BEGIN Provided entries
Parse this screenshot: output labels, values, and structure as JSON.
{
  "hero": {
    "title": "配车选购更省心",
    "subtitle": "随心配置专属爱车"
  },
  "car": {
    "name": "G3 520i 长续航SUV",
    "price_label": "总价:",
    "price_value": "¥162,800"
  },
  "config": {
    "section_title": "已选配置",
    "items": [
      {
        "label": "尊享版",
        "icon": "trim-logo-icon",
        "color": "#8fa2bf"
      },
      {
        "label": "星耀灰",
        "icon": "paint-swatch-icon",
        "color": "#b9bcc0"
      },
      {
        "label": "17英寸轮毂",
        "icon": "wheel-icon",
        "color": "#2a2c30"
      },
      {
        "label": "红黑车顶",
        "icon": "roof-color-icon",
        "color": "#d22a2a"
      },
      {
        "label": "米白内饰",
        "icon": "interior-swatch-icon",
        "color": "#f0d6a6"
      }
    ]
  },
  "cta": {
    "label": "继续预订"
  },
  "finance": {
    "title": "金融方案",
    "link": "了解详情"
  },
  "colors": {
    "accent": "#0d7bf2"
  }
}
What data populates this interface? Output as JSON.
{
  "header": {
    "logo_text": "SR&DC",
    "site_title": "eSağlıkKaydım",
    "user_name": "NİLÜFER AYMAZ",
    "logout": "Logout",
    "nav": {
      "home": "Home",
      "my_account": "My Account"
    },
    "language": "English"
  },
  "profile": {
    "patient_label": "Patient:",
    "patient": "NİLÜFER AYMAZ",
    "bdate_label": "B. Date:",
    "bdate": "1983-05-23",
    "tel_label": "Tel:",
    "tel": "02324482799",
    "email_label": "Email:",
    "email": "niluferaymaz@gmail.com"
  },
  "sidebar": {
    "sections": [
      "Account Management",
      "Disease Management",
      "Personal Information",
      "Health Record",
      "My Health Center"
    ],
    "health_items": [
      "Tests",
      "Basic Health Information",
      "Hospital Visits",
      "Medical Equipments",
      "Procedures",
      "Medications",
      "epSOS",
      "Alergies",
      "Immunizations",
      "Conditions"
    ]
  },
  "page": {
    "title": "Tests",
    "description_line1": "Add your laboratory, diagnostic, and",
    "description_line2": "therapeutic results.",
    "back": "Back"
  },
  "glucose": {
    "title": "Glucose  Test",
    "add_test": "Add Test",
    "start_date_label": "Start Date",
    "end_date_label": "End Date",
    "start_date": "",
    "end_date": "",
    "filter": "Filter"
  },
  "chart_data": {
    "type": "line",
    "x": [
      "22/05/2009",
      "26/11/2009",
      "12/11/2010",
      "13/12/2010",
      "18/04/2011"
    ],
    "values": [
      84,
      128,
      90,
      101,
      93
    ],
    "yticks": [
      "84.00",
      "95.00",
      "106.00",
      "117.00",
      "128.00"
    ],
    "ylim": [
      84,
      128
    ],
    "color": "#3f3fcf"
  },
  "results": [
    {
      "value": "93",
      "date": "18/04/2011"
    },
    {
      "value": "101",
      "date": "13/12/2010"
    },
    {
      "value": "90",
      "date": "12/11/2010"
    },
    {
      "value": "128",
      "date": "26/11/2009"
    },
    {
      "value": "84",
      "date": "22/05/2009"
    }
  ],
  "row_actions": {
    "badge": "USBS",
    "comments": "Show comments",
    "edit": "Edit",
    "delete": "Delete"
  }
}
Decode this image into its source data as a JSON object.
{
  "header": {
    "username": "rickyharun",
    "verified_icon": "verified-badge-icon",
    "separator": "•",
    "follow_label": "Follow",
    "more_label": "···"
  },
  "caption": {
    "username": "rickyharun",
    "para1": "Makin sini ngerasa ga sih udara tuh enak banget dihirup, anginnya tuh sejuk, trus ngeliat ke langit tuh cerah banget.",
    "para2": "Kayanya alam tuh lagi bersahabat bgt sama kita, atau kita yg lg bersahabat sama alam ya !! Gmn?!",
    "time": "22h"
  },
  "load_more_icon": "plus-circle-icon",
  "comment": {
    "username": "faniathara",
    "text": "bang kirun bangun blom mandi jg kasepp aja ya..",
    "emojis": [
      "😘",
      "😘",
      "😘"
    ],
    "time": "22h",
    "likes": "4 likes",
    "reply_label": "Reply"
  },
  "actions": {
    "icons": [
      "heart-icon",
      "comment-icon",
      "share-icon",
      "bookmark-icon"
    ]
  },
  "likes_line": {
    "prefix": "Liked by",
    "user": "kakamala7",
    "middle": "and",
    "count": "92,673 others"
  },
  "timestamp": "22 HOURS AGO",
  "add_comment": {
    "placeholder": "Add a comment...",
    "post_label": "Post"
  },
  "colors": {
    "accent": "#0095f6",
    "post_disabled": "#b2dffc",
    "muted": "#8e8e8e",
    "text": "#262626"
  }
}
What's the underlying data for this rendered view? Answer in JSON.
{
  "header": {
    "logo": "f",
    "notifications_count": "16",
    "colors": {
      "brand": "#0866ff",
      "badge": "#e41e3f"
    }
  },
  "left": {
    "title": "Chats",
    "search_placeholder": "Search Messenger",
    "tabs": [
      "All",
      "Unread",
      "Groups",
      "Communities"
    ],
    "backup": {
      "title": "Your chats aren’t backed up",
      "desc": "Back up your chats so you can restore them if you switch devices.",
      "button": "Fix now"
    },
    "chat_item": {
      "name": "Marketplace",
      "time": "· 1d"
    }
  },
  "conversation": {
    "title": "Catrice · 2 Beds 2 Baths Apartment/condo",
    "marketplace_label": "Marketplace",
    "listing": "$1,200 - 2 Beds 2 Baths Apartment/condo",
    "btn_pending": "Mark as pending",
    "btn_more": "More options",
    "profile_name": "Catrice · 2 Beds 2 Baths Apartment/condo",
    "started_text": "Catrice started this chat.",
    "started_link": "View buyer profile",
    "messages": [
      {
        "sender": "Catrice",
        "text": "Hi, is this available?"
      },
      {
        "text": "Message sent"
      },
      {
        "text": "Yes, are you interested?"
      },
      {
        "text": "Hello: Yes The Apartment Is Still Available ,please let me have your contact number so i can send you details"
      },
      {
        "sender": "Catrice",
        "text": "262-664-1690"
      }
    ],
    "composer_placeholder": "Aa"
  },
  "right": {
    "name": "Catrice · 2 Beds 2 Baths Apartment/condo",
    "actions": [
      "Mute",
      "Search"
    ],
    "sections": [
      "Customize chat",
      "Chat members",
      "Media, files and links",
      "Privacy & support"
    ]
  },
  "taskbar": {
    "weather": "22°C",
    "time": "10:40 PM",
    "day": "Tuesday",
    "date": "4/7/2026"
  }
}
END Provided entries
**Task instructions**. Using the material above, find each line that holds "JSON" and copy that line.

**Solution for this exercise**.
Parse this screenshot: output labels, values, and structure as JSON.
What data populates this interface? Output as JSON.
Decode this image into its source data as a JSON object.
What's the underlying data for this rendered view? Answer in JSON.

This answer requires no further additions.